What is Butch and why? Why does it matter if a girl is a bit of a tomboy? Who cares if a woman is a bit of a man? Other people’s reactions to me have gone a long way to define my identity. For me, butch is a Gender. It’s not something I’ve adopted, its something I am. When I was an itty-bitty true baby butch I was mistaken for a boy and if they didn’t know better, told people my name was John. I remember the day my best friend’s older sister told me I really shouldn’t be kissing girls. Still in primary school, that was the day I knew I wasn’t a boy.
Unfortunately, I did stop kissing girls all the way through secondary school. Fortunately, after a brief heterosexual phase, I realised I really should be kissing girls, and boy their kisses were sweet. When I came out lesbians were political. I cut my short hair shorter and once more the world embraced my masculinity. Political lesbians didn’t. They thought it was homophobic people called me Sir. I remember the day a lesbian feminist called me Butch. She meant it as an insult… “Why do you want to be like a man?” She asked. I didn’t understand. I hadn’t done anything mannish. All I’d done was lift a box and walk across the floor. I may have drunk a pint of beer before that, I don’t remember.
In my lesbian community butch wasn’t a good thing. I was part of it too. I internalised that butchophobia. It was ok to look butch, as long as that was called looking dykey. I was never in dresses, always in jeans. Wearing suits, ties, walking and lifting like a man…all the while refusing to accept the identity. My femme girlfriends were so hot, so gorgeous, so un-ID-ed. (I’ll skip over the two butch girlfriends, that’s for another column). We danced the butch-femme dance in lesbian hotspots all over (once my girlfriend had managed to get in). I loved their femininity, thought it daring they wore make-up. I believed a woman should wear what she wanted, and I accepted my femme girls wearing their hot femme clothes for themselves. I knew they didn’t wear them for men.

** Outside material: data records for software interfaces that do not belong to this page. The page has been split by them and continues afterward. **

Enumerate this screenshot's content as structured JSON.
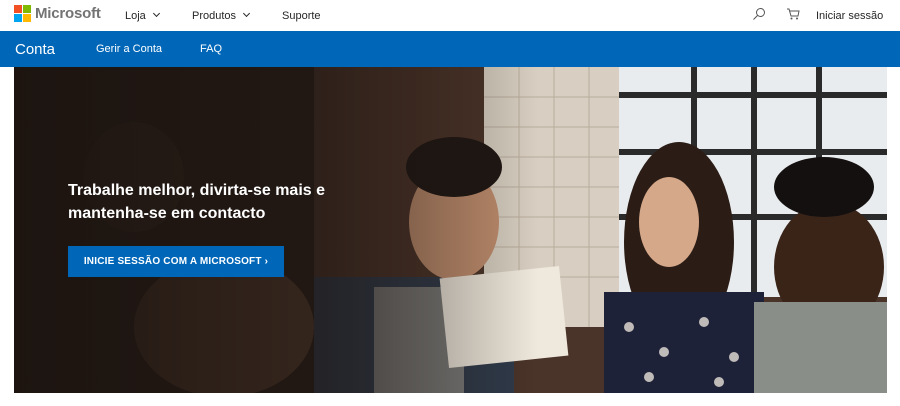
{
  "header": {
    "brand": "Microsoft",
    "nav": [
      {
        "label": "Loja",
        "has_dropdown": true
      },
      {
        "label": "Produtos",
        "has_dropdown": true
      },
      {
        "label": "Suporte",
        "has_dropdown": false
      }
    ],
    "search_icon": "search-icon",
    "cart_icon": "cart-icon",
    "signin_label": "Iniciar sessão"
  },
  "subnav": {
    "title": "Conta",
    "links": [
      "Gerir a Conta",
      "FAQ"
    ],
    "color": "#0067b8"
  },
  "hero": {
    "title": "Trabalhe melhor, divirta-se mais e mantenha-se em contacto",
    "cta_label": "INICIE SESSÃO COM A MICROSOFT ›",
    "cta_color": "#0067b8",
    "image_description": "photo-people-cafe"
  }
}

When I came out it was like waking up to a new world. One full of promise and adventure. When I acknowledged I am butch, it was like coming home. Thanks to the courage and insight of butches and femmes before me I finally got it. Thanks to Leslie Feinburg, Joan Nestle, Lesléa Newman, Rhon & Chris of thanks to Marïjke & Mel, I formed the word butch inside my head until it passed my lips. (This is in no way supposed to be an extensive list of butch-femme artists & activists, just those who’ve influenced me). This name for what I am made sense of my daily experience. I remember the day I told my long-term butch bud: “You’re right, I am butch.” S/he said “How comes you’re the last to know?”
Words are both medicine and weapons. If I can make a difference to one fledgling butch or femme by exploring my identity in words then the time I spend doing it is golden. This is my debt to repay, and I repay with all my heart. I know I’m butch because I never tried to be. Although I’m blessed to know more femmes and butches than when I acknowledged myself, my gender is still not widely accepted by either the straight or the gay communities. Straddling gender, I neither apologise or boast for being as butch as a diesel dyke. I just am.